BEGIN

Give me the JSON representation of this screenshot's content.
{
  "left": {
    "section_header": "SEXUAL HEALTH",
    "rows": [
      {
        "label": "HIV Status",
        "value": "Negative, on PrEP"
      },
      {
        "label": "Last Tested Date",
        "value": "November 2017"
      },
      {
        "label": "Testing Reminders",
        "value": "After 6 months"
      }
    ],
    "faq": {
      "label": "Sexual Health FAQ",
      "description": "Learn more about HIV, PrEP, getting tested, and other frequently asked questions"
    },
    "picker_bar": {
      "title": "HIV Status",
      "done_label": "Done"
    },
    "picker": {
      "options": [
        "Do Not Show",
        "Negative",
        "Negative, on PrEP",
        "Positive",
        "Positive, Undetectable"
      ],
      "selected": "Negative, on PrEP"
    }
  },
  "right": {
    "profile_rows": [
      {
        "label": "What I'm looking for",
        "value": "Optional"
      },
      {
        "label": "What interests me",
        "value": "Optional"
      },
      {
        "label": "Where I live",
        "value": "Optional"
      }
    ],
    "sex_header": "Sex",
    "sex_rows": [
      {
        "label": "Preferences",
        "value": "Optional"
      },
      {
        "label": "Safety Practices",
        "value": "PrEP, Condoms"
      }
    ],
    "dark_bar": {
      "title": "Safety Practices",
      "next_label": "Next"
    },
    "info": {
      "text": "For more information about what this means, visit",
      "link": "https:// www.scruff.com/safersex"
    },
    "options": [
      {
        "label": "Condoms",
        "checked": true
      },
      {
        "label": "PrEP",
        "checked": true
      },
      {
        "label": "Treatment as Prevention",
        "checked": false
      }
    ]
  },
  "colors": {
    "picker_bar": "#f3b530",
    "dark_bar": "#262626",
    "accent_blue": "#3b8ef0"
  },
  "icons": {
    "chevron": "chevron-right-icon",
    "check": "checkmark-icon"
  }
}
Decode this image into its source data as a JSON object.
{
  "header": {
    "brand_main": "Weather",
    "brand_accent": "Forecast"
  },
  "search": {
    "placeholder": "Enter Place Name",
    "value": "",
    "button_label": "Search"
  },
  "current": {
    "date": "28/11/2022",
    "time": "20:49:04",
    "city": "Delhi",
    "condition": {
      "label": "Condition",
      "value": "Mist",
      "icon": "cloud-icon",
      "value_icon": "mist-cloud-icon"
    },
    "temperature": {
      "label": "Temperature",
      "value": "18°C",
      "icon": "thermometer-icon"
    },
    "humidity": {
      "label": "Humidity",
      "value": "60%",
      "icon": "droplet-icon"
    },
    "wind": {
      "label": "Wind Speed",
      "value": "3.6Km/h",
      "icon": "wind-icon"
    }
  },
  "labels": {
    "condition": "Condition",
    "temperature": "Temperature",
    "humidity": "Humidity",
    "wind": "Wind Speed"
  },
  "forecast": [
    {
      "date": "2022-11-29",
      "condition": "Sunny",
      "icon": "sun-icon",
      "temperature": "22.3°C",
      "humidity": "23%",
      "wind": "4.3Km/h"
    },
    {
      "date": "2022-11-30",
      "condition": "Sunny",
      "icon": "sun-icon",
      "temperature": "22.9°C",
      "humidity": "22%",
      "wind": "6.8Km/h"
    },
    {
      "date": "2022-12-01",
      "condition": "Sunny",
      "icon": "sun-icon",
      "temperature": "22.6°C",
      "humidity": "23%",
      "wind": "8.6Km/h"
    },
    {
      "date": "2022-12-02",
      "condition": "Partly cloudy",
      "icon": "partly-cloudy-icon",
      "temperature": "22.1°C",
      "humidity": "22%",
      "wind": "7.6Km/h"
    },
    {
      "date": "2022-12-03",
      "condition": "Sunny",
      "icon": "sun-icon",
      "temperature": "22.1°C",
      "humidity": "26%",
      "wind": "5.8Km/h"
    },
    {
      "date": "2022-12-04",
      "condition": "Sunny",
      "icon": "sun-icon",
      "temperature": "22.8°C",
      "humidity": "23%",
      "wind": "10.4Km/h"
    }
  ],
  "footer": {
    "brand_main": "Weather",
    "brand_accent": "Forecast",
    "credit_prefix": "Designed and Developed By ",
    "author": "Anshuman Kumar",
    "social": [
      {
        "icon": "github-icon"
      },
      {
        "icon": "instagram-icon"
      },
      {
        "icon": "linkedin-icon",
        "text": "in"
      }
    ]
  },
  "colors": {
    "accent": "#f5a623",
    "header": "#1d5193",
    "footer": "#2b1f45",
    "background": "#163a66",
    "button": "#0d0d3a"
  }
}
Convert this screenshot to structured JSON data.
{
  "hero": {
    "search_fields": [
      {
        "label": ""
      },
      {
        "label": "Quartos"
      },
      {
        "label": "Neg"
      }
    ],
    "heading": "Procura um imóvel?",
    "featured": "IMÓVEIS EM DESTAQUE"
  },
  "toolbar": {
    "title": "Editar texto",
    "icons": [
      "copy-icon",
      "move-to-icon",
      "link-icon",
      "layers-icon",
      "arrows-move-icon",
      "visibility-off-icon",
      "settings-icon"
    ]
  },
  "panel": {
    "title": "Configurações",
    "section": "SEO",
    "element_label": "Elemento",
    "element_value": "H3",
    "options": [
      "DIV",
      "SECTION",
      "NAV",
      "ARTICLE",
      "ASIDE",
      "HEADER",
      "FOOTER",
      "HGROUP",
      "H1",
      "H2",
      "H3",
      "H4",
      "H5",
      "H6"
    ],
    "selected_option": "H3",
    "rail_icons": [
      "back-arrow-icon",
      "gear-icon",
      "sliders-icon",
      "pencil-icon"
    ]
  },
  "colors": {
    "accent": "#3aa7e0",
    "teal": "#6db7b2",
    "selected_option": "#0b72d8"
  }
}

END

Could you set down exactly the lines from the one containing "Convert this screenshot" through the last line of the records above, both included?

Convert this screenshot to structured JSON data.
{
  "hero": {
    "search_fields": [
      {
        "label": ""
      },
      {
        "label": "Quartos"
      },
      {
        "label": "Neg"
      }
    ],
    "heading": "Procura um imóvel?",
    "featured": "IMÓVEIS EM DESTAQUE"
  },
  "toolbar": {
    "title": "Editar texto",
    "icons": [
      "copy-icon",
      "move-to-icon",
      "link-icon",
      "layers-icon",
      "arrows-move-icon",
      "visibility-off-icon",
      "settings-icon"
    ]
  },
  "panel": {
    "title": "Configurações",
    "section": "SEO",
    "element_label": "Elemento",
    "element_value": "H3",
    "options": [
      "DIV",
      "SECTION",
      "NAV",
      "ARTICLE",
      "ASIDE",
      "HEADER",
      "FOOTER",
      "HGROUP",
      "H1",
      "H2",
      "H3",
      "H4",
      "H5",
      "H6"
    ],
    "selected_option": "H3",
    "rail_icons": [
      "back-arrow-icon",
      "gear-icon",
      "sliders-icon",
      "pencil-icon"
    ]
  },
  "colors": {
    "accent": "#3aa7e0",
    "teal": "#6db7b2",
    "selected_option": "#0b72d8"
  }
}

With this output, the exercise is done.